Making the Learning of Math (and Education in General) More Elegant
Somewhere along the dotted line of human history, we imagined that math was a subject that was known before it was taught. Inherent, predestined, approachable by the few and mastered by even fewer. We imagined some magical region of the brain where math “lived.” Added into our popular imagination, it was almost always in the male brain; a body with a penis was much more capable of excellence in math education than one with a vagina. There was an elitist and equally macho view of the mathematician.
It is predictable that this would be the case given that women were shut out from formal math and science education for so long and society deemed it unnecessary and a waste of their (and everyone else’s) time. Since they did not “know” it, the argument was that they could not do it and if there is something biological about them not knowing it, why should they do it. And around and around we go.
...a body with a penis was much more capable of excellence in math education than one with a vagina.There was an elitist and equally macho view of the mathematician.
As late as the 1970s, one of the more frequently used instruments to measure high school students’ interests for possible careers was the Strong Vocational Interest Bank. This questionnaire and surveys like it had a clear gender agenda, with separate scales for men and women, pointing men in the direction of such fields as business management, medicine, and engineering where women are guided to such careers as “Executive Housekeeper.” These scales also made clear presumptions concerning areas of study and interest, such as mathematics which, of course, creates a cyclical effect. “...the men’s profile contained a basic interest scale for mathematics while the analogous scale on the women’s form was for numbers. In other words, it was assumed that men do mathematics and women count.”* (See source below)
According to the cognitive neuroscientist Stanislav Deheane, there is actually nothing innate or genetic about learning mathematics. There is evidence that humans are wired to understand numbers, but the process of learning math is actually counter intuitive to how the brain works. It is by definition, as opposed to many language skills, something we must learn, practice, master, and then learn some more.
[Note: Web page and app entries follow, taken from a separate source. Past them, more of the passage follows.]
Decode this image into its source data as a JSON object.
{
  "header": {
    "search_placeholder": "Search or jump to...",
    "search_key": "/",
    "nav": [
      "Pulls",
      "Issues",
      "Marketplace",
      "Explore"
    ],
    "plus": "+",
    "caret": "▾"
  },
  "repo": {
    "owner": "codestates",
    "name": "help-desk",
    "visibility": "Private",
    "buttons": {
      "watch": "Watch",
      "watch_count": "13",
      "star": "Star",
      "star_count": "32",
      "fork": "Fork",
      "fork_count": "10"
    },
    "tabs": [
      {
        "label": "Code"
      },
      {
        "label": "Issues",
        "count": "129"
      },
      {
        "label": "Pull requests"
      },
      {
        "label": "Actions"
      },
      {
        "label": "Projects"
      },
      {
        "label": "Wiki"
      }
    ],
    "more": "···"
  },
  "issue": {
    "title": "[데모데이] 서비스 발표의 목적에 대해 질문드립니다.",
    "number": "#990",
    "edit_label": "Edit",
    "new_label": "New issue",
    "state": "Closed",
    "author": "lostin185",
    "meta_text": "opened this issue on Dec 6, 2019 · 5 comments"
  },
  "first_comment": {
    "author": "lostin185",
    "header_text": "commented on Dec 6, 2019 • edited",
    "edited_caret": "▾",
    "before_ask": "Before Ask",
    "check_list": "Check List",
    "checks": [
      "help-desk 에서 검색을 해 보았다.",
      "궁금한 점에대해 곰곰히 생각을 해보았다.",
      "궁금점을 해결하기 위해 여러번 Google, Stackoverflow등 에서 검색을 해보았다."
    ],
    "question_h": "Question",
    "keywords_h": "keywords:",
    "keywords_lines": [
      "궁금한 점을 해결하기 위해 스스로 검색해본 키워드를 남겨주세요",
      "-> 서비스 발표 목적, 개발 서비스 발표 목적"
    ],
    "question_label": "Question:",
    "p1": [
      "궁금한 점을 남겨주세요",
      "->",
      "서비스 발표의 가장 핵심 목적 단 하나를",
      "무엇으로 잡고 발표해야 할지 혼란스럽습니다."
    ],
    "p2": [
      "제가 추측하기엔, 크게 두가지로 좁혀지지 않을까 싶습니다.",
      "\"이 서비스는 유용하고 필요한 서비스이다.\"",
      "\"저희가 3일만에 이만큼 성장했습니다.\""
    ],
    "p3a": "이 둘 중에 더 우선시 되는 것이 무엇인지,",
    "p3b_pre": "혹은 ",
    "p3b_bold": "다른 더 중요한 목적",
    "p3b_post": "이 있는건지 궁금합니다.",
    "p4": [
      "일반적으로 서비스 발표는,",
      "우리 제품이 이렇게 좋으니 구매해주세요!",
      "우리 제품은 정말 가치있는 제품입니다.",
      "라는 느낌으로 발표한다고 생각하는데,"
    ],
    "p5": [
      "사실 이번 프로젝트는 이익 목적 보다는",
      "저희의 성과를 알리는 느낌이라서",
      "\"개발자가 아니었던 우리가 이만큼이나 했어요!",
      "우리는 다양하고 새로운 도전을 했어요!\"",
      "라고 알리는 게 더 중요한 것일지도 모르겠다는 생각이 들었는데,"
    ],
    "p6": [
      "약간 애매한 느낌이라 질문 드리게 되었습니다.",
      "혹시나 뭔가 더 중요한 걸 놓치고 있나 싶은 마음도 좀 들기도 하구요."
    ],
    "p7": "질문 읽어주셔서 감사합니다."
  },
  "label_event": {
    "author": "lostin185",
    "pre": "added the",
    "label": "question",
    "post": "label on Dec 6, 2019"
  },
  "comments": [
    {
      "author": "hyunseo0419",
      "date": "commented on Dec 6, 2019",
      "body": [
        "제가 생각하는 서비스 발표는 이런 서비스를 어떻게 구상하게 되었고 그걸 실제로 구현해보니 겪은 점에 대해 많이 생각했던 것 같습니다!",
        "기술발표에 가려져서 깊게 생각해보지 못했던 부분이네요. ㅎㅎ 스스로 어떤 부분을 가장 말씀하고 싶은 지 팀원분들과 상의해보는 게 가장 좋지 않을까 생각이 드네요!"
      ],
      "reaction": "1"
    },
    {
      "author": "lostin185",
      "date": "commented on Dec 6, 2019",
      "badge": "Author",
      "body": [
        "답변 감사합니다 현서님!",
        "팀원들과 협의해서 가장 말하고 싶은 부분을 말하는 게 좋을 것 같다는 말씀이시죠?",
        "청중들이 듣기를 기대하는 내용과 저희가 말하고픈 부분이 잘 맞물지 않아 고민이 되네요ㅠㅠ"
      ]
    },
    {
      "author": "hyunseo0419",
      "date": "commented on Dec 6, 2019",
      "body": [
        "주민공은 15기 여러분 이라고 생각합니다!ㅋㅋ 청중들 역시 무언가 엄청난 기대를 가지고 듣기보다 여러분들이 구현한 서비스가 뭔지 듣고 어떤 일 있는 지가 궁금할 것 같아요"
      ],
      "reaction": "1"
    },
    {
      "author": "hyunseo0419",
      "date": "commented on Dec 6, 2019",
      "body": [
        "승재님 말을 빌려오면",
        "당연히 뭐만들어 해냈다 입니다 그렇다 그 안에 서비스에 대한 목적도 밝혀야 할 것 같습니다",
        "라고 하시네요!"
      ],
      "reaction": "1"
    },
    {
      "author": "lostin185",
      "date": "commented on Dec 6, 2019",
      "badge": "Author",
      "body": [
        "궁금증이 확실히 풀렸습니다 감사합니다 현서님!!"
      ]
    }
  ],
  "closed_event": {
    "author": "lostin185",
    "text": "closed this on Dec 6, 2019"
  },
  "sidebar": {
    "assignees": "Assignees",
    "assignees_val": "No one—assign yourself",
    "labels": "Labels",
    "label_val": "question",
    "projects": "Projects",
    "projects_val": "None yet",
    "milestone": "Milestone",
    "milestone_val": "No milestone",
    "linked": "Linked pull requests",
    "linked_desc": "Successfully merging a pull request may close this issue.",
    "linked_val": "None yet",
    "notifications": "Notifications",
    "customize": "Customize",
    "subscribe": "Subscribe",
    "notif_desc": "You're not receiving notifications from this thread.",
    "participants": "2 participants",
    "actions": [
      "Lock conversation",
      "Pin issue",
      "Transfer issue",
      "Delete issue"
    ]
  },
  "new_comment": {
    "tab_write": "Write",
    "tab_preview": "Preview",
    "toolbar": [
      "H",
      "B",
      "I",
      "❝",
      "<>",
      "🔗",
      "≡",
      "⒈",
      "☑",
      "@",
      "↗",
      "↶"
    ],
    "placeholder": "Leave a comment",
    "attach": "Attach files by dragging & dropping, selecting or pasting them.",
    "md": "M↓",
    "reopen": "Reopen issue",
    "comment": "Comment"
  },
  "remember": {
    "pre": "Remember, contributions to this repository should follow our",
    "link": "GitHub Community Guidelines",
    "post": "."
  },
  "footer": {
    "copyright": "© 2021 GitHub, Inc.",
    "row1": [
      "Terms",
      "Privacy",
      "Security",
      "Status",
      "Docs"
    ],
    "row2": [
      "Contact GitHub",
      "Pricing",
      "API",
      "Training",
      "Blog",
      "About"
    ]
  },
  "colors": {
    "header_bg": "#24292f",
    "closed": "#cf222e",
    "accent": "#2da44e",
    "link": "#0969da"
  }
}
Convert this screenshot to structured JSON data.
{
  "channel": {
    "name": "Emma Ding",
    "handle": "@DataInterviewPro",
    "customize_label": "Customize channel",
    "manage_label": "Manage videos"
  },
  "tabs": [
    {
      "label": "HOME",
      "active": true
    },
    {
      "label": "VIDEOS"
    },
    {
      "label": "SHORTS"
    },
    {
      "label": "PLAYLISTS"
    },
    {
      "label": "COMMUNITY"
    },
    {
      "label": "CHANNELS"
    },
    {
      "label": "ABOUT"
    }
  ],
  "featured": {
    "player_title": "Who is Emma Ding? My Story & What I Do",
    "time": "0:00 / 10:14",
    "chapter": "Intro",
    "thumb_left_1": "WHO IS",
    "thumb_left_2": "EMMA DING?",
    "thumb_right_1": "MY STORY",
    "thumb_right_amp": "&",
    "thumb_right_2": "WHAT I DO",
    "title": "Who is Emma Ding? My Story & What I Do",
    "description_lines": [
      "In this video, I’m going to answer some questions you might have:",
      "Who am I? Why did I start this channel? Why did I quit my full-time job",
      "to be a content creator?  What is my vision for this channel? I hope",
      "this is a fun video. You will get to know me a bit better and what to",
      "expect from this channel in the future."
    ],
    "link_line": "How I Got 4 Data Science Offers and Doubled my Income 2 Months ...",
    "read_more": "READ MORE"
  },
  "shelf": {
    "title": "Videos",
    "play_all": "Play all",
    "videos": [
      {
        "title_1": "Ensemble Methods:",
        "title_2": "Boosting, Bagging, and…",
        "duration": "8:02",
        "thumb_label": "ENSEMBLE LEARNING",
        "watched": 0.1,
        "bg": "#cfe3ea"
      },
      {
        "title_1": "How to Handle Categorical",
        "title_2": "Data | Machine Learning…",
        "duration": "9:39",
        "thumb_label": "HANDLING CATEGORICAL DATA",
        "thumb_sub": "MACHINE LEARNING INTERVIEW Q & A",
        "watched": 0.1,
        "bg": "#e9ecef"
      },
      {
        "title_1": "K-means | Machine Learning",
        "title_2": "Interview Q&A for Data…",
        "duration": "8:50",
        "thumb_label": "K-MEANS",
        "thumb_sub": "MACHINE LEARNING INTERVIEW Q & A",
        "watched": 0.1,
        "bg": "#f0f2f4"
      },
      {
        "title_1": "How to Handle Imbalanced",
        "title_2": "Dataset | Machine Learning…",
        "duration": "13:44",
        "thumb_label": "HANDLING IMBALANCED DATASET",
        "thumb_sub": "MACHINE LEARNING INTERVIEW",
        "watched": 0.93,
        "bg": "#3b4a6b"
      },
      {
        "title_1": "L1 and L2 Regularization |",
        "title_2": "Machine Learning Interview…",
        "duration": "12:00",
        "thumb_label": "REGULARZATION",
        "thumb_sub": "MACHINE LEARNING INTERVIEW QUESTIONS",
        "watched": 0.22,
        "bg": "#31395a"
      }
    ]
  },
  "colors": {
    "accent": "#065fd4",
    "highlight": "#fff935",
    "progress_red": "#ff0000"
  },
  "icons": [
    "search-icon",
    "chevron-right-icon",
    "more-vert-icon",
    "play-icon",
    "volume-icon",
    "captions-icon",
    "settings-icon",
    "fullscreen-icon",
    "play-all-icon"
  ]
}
What Deheane also expresses in his brilliant work, The Number Sense: How the Mind Creates Mathematics, is that while some learning activation around math is localized to particular parts of the brain, namely the prefrontal region, a number of different areas, which include traditional language centers, are also necessary in order to learn mathematics. “Neither an isolated neuron, nor cortical column, nor even a cerebral area can ‘think’. Only by combining the capacities of several million neurons, spread out in distributed cortical and subcortical networks does the brain attain an impressive computational power.”**(See source below)
“...the men’s profile contained a basic interest scale for mathematics while the analogous scale on the women’s form was for numbers. In other words, it was assumed that men do mathematics and women count.”
All students would benefit from an educational system less compartmentalized, much less laden with gender assumptions, and with a type of elegance to its design and execution which relied on accessing multiple subject areas and therefore, accessing students’ various cognitive strengths. Constructed and developed thought should look far less binary and far more holistic. Instead of getting students to do math, we should be developing programs that help them understand and conceptualize what they are learning through multiple lenses.
Having teachers engage with professional development which clearly gives them insights into what we know about the way that human beings learn would also be helpful. FMRIs, electroencephalography and brain scans are not divided into blue or pink. Such vital information would help teachers understand that their students’ whole brains need to be engaged, regardless of gender.
*Reed, D. & Fox, L.H. (2007). Gender equity in testing and assessment. In: Klein, S.S. (2007). Handbook for Achieving Equity Through Education. New York, NY: Routledge.
**Daheane, S. (2001) The Number Sense: How the Mind Creates Mathematics. New York, NY: Oxford University Press.